The University of Nairobi has set up a committee to probe an incident where a law lecturer allegedly leaked end of semester examinations to a third-year student.
The student later shared the examination materials with a section of his friends in the class.
School of Law Dean Prof Kiarie Mwaura said the lecturer has since been suspended to allow investigations to go on.
“We will take appropriate action once we get the report,” said Prof Mwaura. He said this was the first incident to be reported at the institution.
The leakage raises questions on the integrity of examinations in universities.
Last year, an investigation by British media described Kenya as a hotbed of academic dishonesty, where jobless graduates were minting millions of shillings writing thesis and term papers for students in the United Kingdom.
Last month, Education Cabinet Secretary Prof George Magoha asked universities to focus on quality education, noting that his interaction with some graduates has been horrible even those with PhDs.
The number of students we graduate
“I have interviewed graduates with PhD with some not remembering their thesis. It’s time we stopped talking about the number of students we graduate but quality graduates with quality,” said Prof Magoha, citing Kenya National Examinations Council (Knec) where he served as chairperson before his current appointment, saying they have been unable to get the best candidate for the substantive chief executive officer position.
Prof Magoha regretted that many experts could be writing thesis for students in universities and if so they should be in jail.

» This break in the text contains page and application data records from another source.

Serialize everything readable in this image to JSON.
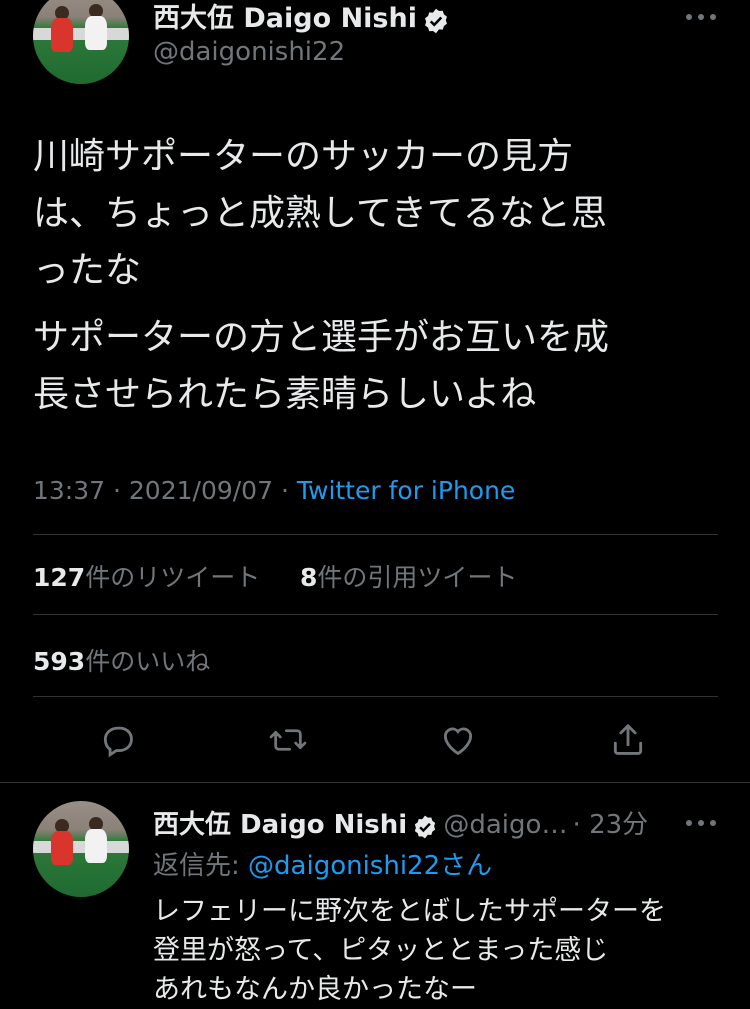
{
  "tweet": {
    "author_name": "西大伍 Daigo Nishi",
    "handle": "@daigonishi22",
    "text_paragraph_1_lines": [
      "川崎サポーターのサッカーの見方",
      "は、ちょっと成熟してきてるなと思",
      "ったな"
    ],
    "text_paragraph_2_lines": [
      "サポーターの方と選手がお互いを成",
      "長させられたら素晴らしいよね"
    ],
    "time": "13:37",
    "separator": "·",
    "date": "2021/09/07",
    "source": "Twitter for iPhone",
    "retweet_count": "127",
    "retweet_label": "件のリツイート",
    "quote_count": "8",
    "quote_label": "件の引用ツイート",
    "like_count": "593",
    "like_label": "件のいいね",
    "more_icon": "more-dots-icon"
  },
  "actions": {
    "icons": [
      "reply-icon",
      "retweet-icon",
      "like-icon",
      "share-icon"
    ]
  },
  "reply": {
    "author_name": "西大伍 Daigo Nishi",
    "handle": "@daigo…",
    "time": "· 23分",
    "replying_prefix": "返信先: ",
    "replying_link": "@daigonishi22さん",
    "text_lines": [
      "レフェリーに野次をとばしたサポーターを",
      "登里が怒って、ピタッととまった感じ",
      "あれもなんか良かったなー"
    ]
  },
  "colors": {
    "background": "#000000",
    "text": "#e7e9ea",
    "secondary": "#71767b",
    "accent": "#1d9bf0",
    "divider": "#2f3336"
  }
}
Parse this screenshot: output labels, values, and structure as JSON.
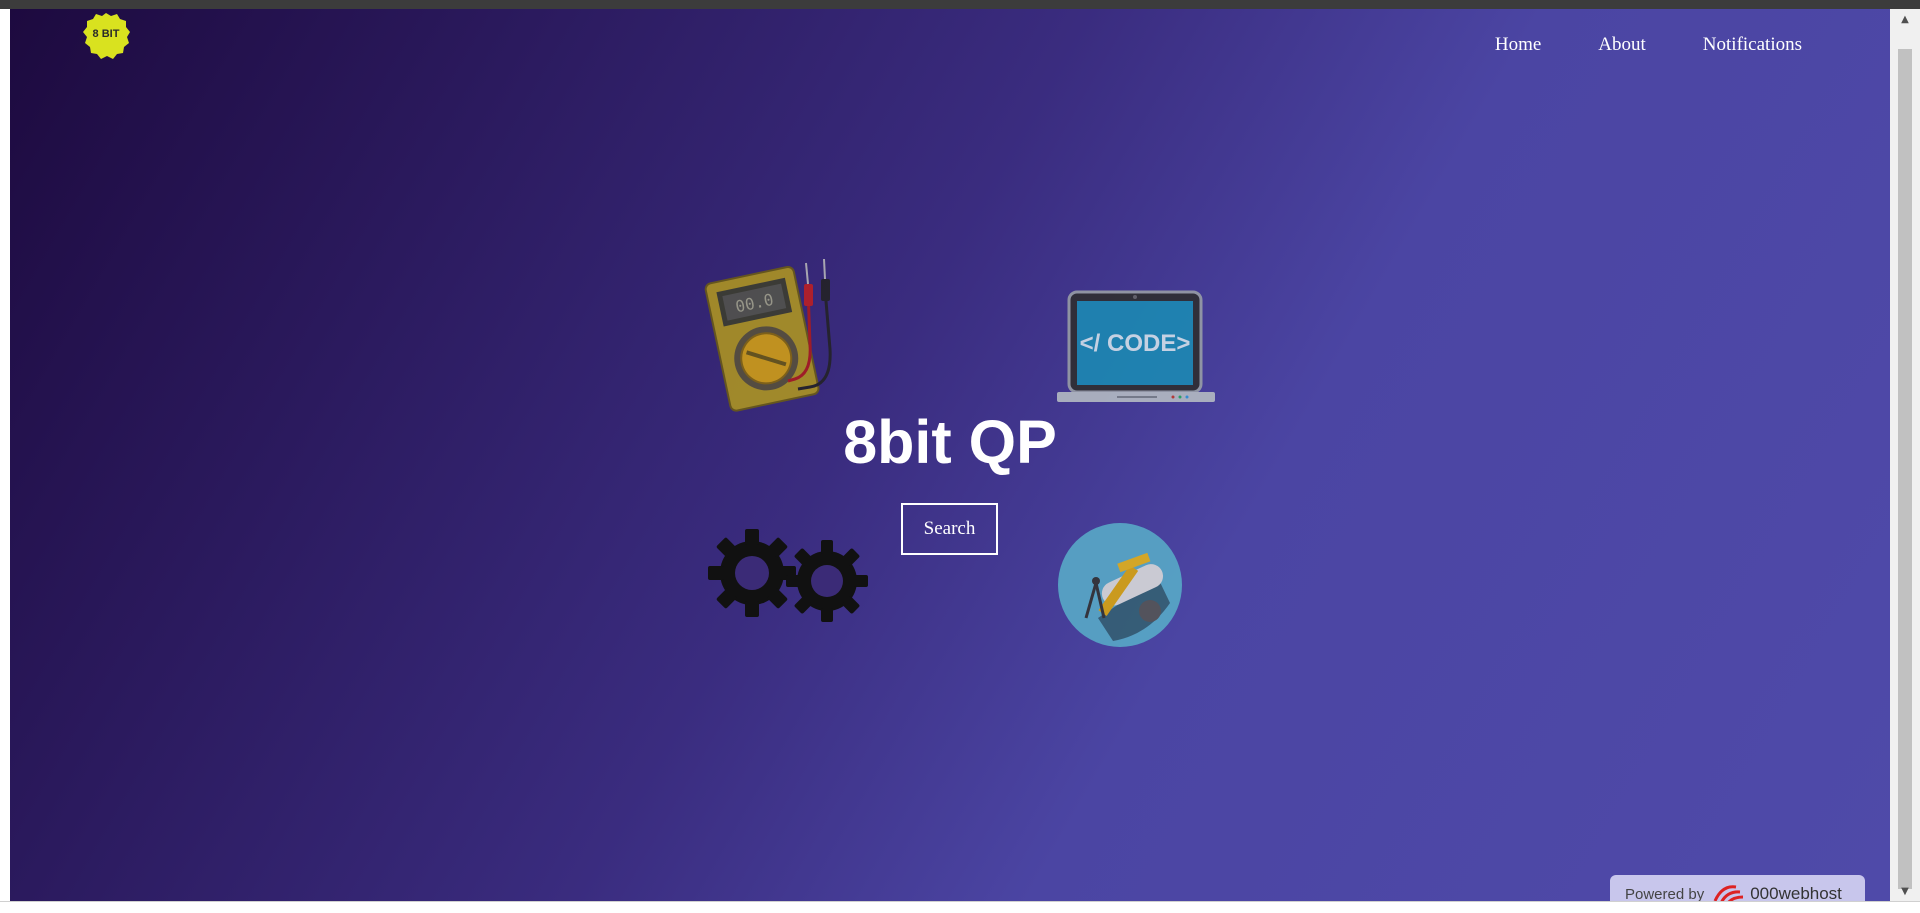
{
  "header": {
    "logo_text": "8 BIT",
    "nav": [
      {
        "label": "Home"
      },
      {
        "label": "About"
      },
      {
        "label": "Notifications"
      }
    ]
  },
  "hero": {
    "title": "8bit QP",
    "search_label": "Search",
    "laptop_screen_text": "</ CODE>",
    "multimeter_display": "00.0"
  },
  "footer": {
    "powered_by": "Powered by",
    "brand": "000webhost"
  },
  "colors": {
    "gradient_dark": "#1d0a3f",
    "gradient_light": "#4f4aa9",
    "logo_yellow": "#d9e21f",
    "text": "#ffffff"
  }
}
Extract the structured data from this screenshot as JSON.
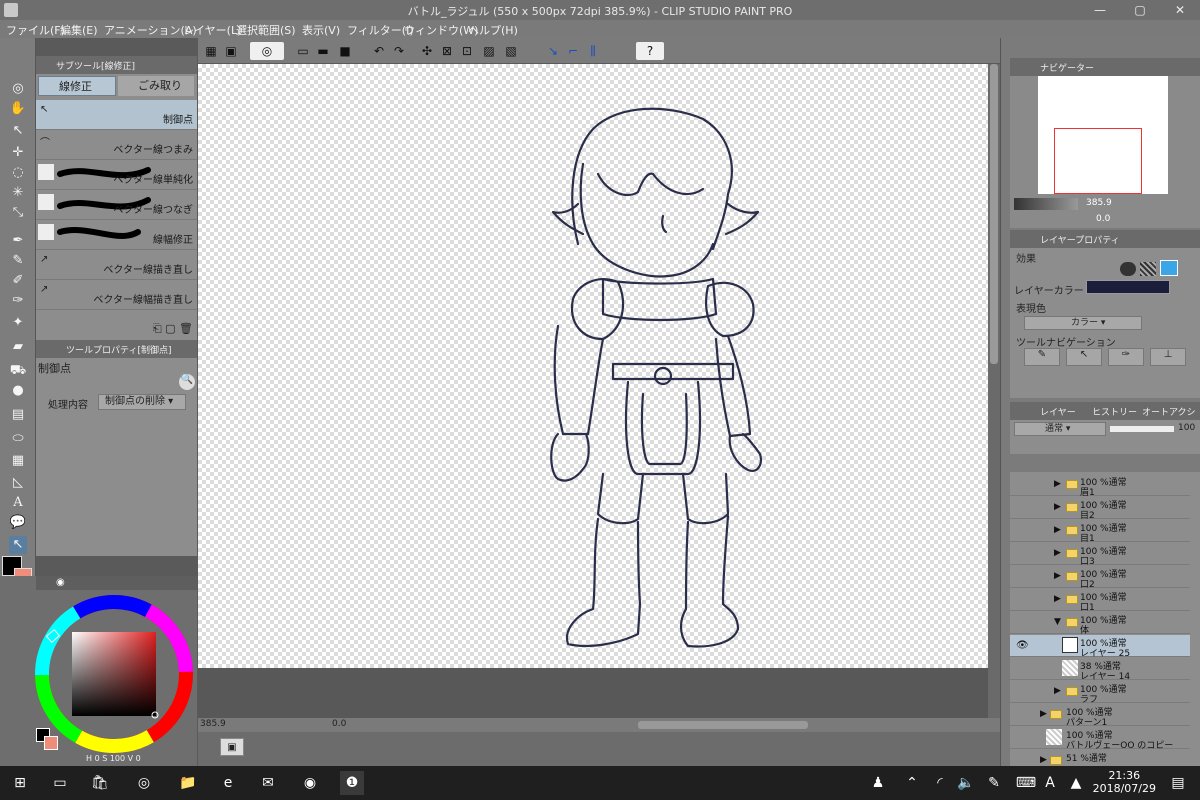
{
  "window": {
    "title": "バトル_ラジュル (550 x 500px 72dpi 385.9%)  - CLIP STUDIO PAINT PRO",
    "minimize": "—",
    "maximize": "▢",
    "close": "✕"
  },
  "menu": [
    "ファイル(F)",
    "編集(E)",
    "アニメーション(A)",
    "レイヤー(L)",
    "選択範囲(S)",
    "表示(V)",
    "フィルター(I)",
    "ウィンドウ(W)",
    "ヘルプ(H)"
  ],
  "subtool": {
    "header": "サブツール[線修正]",
    "tab_active": "線修正",
    "tab_other": "ごみ取り",
    "items": [
      "制御点",
      "ベクター線つまみ",
      "ベクター線単純化",
      "ベクター線つなぎ",
      "線幅修正",
      "ベクター線描き直し",
      "ベクター線幅描き直し"
    ]
  },
  "toolprop": {
    "header": "ツールプロパティ[制御点]",
    "tool_name": "制御点",
    "process_label": "処理内容",
    "process_value": "制御点の削除"
  },
  "color": {
    "main": "#000000",
    "sub": "#f08c7a",
    "indicator_values": [
      "0",
      "100",
      "0"
    ]
  },
  "canvas": {
    "line_color": "#2b2e4a"
  },
  "status": {
    "zoom": "385.9",
    "angle": "0.0"
  },
  "navigator": {
    "header": "ナビゲーター",
    "zoom": "385.9",
    "rotation": "0.0"
  },
  "layer_property": {
    "header": "レイヤープロパティ",
    "effect_label": "効果",
    "layer_color_label": "レイヤーカラー",
    "expression_color_label": "表現色",
    "expression_color_value": "カラー",
    "tool_nav_label": "ツールナビゲーション"
  },
  "layers": {
    "tab_layer": "レイヤー",
    "tab_history": "ヒストリー",
    "tab_auto": "オートアクション",
    "blend_mode": "通常",
    "opacity": "100",
    "rows": [
      {
        "l1": "100 %通常",
        "l2": "眉1",
        "type": "folder"
      },
      {
        "l1": "100 %通常",
        "l2": "目2",
        "type": "folder"
      },
      {
        "l1": "100 %通常",
        "l2": "目1",
        "type": "folder"
      },
      {
        "l1": "100 %通常",
        "l2": "口3",
        "type": "folder"
      },
      {
        "l1": "100 %通常",
        "l2": "口2",
        "type": "folder"
      },
      {
        "l1": "100 %通常",
        "l2": "口1",
        "type": "folder"
      },
      {
        "l1": "100 %通常",
        "l2": "体",
        "type": "folder-open"
      },
      {
        "l1": "100 %通常",
        "l2": "レイヤー 25",
        "type": "layer-selected"
      },
      {
        "l1": "38 %通常",
        "l2": "レイヤー 14",
        "type": "layer"
      },
      {
        "l1": "100 %通常",
        "l2": "ラフ",
        "type": "folder"
      },
      {
        "l1": "100 %通常",
        "l2": "パターン1",
        "type": "folder"
      },
      {
        "l1": "100 %通常",
        "l2": "バトルヴェーOO のコピー",
        "type": "layer"
      },
      {
        "l1": "51 %通常",
        "l2": "",
        "type": "folder"
      }
    ]
  },
  "taskbar": {
    "time": "21:36",
    "date": "2018/07/29",
    "ime": "A"
  }
}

“Many managers in the industry are investing money to train some of the graduates that we have trained in universities since some are not up to the tasks,” said Prof Magoha.
Already, 21 law graduates have been locked out Kenya School of Law after failing to produce A-level certificates as some had joined the universities without meeting the qualifications set.
In 2017, the Commission for University Education (CUE), in a report, noted there were weak security controls in terms of printing, storage and sealing of certificates, thus compromising their integrity.
In 2017, a lecturer at the University was charged in Court for demanding and receiving a bribe from a student to award him exam marks.